Except here it is. Several locals strongly suggested checking out the canyon. I wasn’t sure what to expect, and since I’d driven this stretch of highway several times I really wasn’t anticipating much of a surprise.
Oops. Wrong again.
The entrance to the canyon is only a short trek past the parking lot. You’ll have seen plenty of signs warning you to bring ample water, and plan your hike accordingly. I understand that the park needs to encourage safe practices, but this really isn’t that monumental of a hike. I didn’t bring anything besides a camera, and you’d probably be happier if you brought a bottle of water in the Summer months.
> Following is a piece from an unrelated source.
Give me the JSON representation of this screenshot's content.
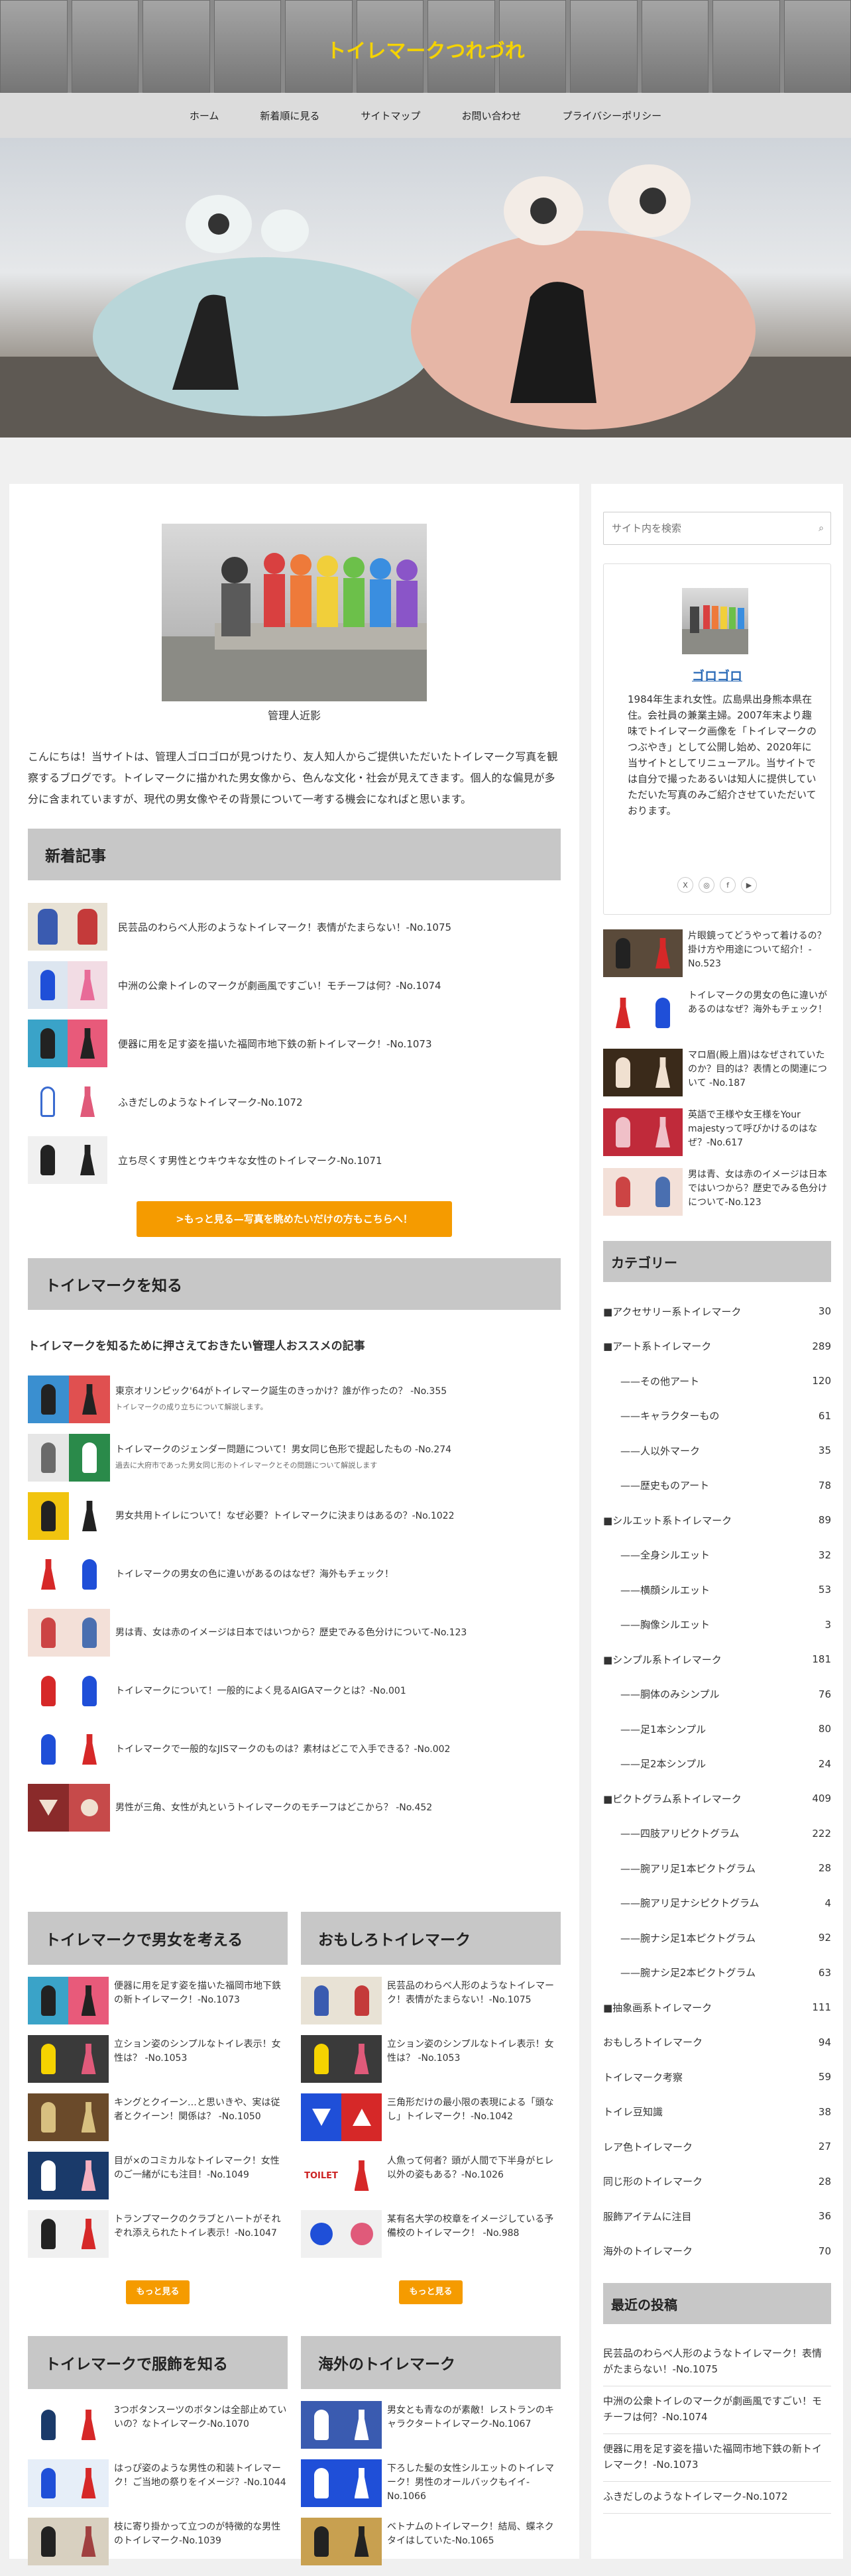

The canyon itself is gorgeous. Yet another case of nature that is hard to put into words. Rather than getting too poetic, I’ll take the journalistic cop out of, “You’ll have to see it to believe it.” Closed Canyon is certainly unlike any canyon I’ve experienced before. Something about the accessibility makes it even more enjoyable than the Grand Canyon. I know that sounds ridiculous, but I mean it. The Grand Canyon IS impressive, amazing, massive, colossal, and on a scale that is almost unimaginable. But that’s the problem. We have spent hours in the Grand Canyon walking down one trail, but only to realize that there was absolutely no way we were going to get to the bottom without a multi-day excursion. Sometimes the Grand Canyon is just a little too grand. Closed Canyon is somewhere I can digest in an afternoon and still feel like the world is capable of amazing things.
Something to consider when hiking through Closed Canyon. Know when to stop. The trail itself has no markers other than the sign posted at the trailhead. On that sign there is mention of absolutely no rappelling, ropes, or climbing gear. You’ll come to realize why after you’ve walked a while. The path seems to deliberately present greater and greater challenges as you progress. Going into the hike I knew there was a point of no return, but I had assumed it would be clearly marked. Instead, you are forced to look at each boulder, drop off, and stretch of stagnant water as maybe the end. I’m pretty sure I went as far as you’re supposed to. The descent that finally forced me to cash in my chips was a very smooth rock face that dropped at least five feet. Getting down would have been pretty easy, but getting back up, alone, was iffy at best. This was also the first point on the trail where I noticed a piece of metal sticking out of the canyon wall. Presumably where more deliberate rock climbing was done in the past.
There are plenty of other trails throughout the park, and some of them are quite long. I only had the better part of a day to go exploring, but most of the major hiking paths seemed to look very much the same. Beautiful and majestic, but a lot of repeated vistas. From what my hosts said, some of the longer hikes culminate with some impressive overlooks, but I didn’t have time to go further than a mile or two down each.